When you're paid up -- which means you have enough cash value to cover your premium payments -- you can terminate the policy and take the cash.

But first, make sure you no longer need this life insurance policy. After all, you probably invested a lot of money in premiums over the years, and cashing out means your beneficiaries won't receive any of the benefits when you die.

Typically the cash account grows slowly at first and then picks up speed, growing each year with interest, tax-deferred. The Society of Actuaries says it takes an average 12 to 15 years for the cash value to exceed premium payments on a whole life policy and 15 to 20 years on universal life insurance, depending on how much premium you've paid.

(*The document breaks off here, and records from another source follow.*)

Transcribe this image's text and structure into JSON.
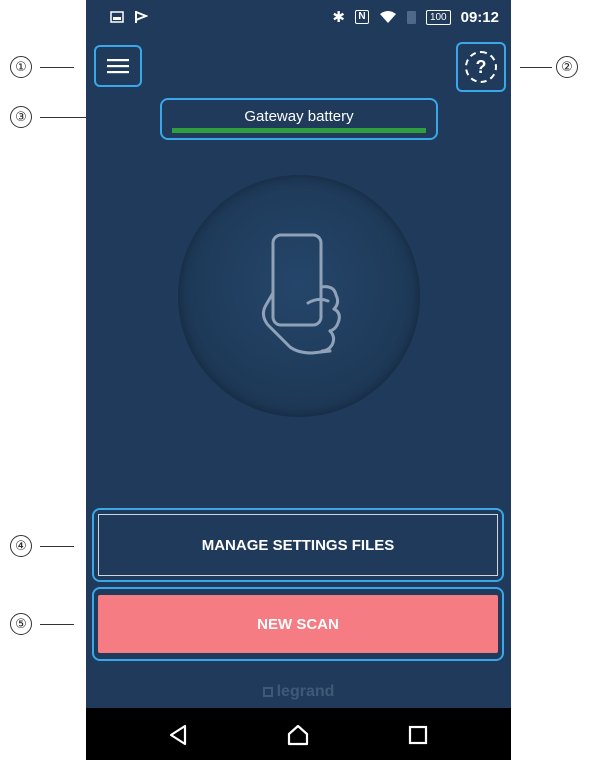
{
  "status_bar": {
    "battery_text": "100",
    "time": "09:12"
  },
  "icons": {
    "menu": "menu-icon",
    "help": "help-icon",
    "hand_phone": "hand-phone-icon",
    "back": "back-icon",
    "home": "home-icon",
    "recents": "recents-icon"
  },
  "gateway_battery": {
    "label": "Gateway battery",
    "level_fraction": 1.0,
    "fill_color": "#2e9e3e"
  },
  "buttons": {
    "manage_label": "MANAGE SETTINGS FILES",
    "new_scan_label": "NEW SCAN",
    "new_scan_color": "#f47c82"
  },
  "brand": {
    "logo_text": "legrand"
  },
  "callouts": [
    "①",
    "②",
    "③",
    "④",
    "⑤"
  ],
  "colors": {
    "background": "#1f3a5a",
    "highlight": "#3aa7e8"
  }
}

Another option for accessing the money is to take out a loan against the cash value. You pay interest when you repay the loan, but the rate is generally lower than what you'd pay on a bank loan. Your death benefit is reduced if you don't repay the loan. The amount of the reduction depends on the policy; with some whole life insurance polices, the death benefit is reduced by more than the amount of the loan.

Read more, read about cash value in life insurance.